_Dataset records_
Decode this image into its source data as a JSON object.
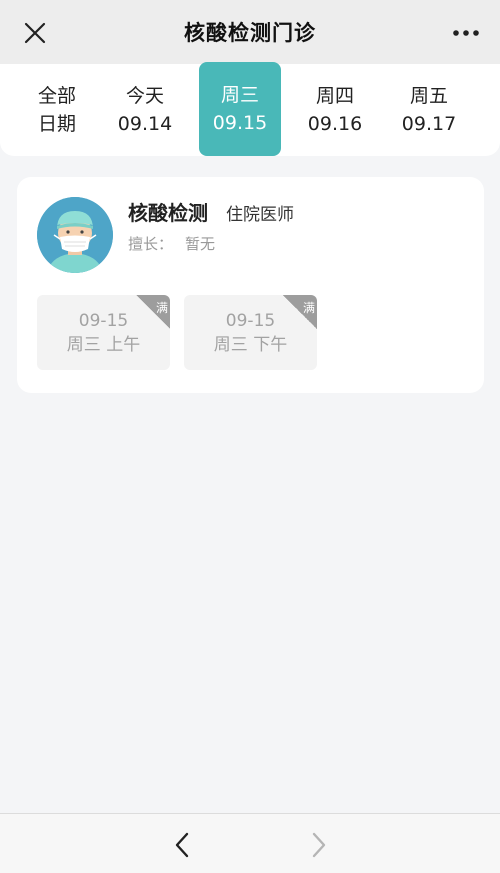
{
  "header": {
    "title": "核酸检测门诊",
    "close_icon": "close-icon",
    "more_icon": "more-dots-icon"
  },
  "dates": [
    {
      "line1": "全部",
      "line2": "日期",
      "active": false
    },
    {
      "line1": "今天",
      "line2": "09.14",
      "active": false
    },
    {
      "line1": "周三",
      "line2": "09.15",
      "active": true
    },
    {
      "line1": "周四",
      "line2": "09.16",
      "active": false
    },
    {
      "line1": "周五",
      "line2": "09.17",
      "active": false
    }
  ],
  "doctor": {
    "name": "核酸检测",
    "title": "住院医师",
    "specialty_label": "擅长：",
    "specialty_value": "暂无",
    "avatar_icon": "doctor-avatar-icon"
  },
  "slots": [
    {
      "date": "09-15",
      "period": "周三 上午",
      "status": "满"
    },
    {
      "date": "09-15",
      "period": "周三 下午",
      "status": "满"
    }
  ],
  "colors": {
    "accent": "#49b8b8",
    "full_badge": "#9d9d9d",
    "background": "#f4f5f7"
  },
  "bottom_nav": {
    "back_icon": "chevron-left-icon",
    "forward_icon": "chevron-right-icon"
  }
}
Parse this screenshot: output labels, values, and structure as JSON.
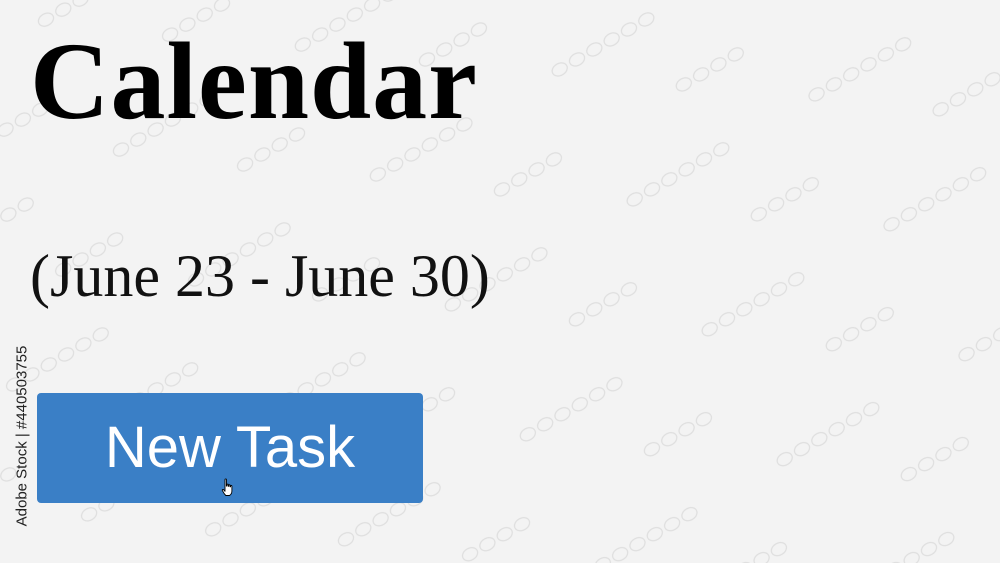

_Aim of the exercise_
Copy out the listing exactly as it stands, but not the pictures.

_Output_
Decode this image into its source data as a JSON object.
{
  "header": {
    "title": "核酸检测门诊",
    "close_icon": "close-icon",
    "more_icon": "more-dots-icon"
  },
  "dates": [
    {
      "line1": "全部",
      "line2": "日期",
      "active": false
    },
    {
      "line1": "今天",
      "line2": "09.14",
      "active": false
    },
    {
      "line1": "周三",
      "line2": "09.15",
      "active": true
    },
    {
      "line1": "周四",
      "line2": "09.16",
      "active": false
    },
    {
      "line1": "周五",
      "line2": "09.17",
      "active": false
    }
  ],
  "doctor": {
    "name": "核酸检测",
    "title": "住院医师",
    "specialty_label": "擅长：",
    "specialty_value": "暂无",
    "avatar_icon": "doctor-avatar-icon"
  },
  "slots": [
    {
      "date": "09-15",
      "period": "周三 上午",
      "status": "满"
    },
    {
      "date": "09-15",
      "period": "周三 下午",
      "status": "满"
    }
  ],
  "colors": {
    "accent": "#49b8b8",
    "full_badge": "#9d9d9d",
    "background": "#f4f5f7"
  },
  "bottom_nav": {
    "back_icon": "chevron-left-icon",
    "forward_icon": "chevron-right-icon"
  }
}
Parse this screenshot: output labels, values, and structure as JSON.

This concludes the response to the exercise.